START DATASET

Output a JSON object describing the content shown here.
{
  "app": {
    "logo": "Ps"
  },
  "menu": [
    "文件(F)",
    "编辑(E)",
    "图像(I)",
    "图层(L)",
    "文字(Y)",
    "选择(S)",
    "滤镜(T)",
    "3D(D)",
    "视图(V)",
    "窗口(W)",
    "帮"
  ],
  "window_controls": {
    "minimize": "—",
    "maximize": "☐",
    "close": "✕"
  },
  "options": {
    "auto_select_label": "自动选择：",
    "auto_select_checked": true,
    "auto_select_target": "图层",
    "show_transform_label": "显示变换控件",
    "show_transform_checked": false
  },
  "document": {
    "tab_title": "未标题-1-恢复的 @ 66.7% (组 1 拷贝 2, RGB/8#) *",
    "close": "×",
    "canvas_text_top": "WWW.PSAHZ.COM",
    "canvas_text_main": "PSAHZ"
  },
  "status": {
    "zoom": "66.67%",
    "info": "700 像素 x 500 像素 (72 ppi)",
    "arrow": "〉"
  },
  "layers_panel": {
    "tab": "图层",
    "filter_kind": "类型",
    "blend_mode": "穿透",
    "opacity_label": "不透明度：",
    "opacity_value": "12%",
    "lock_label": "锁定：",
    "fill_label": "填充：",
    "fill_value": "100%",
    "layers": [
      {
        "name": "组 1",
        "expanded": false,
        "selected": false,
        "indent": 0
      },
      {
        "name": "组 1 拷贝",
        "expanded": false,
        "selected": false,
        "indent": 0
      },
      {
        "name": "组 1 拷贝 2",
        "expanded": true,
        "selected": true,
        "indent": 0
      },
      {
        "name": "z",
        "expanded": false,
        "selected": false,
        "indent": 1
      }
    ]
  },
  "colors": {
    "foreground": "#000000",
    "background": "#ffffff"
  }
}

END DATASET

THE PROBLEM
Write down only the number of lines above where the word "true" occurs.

OUTPUT OF THE EXERCISE
3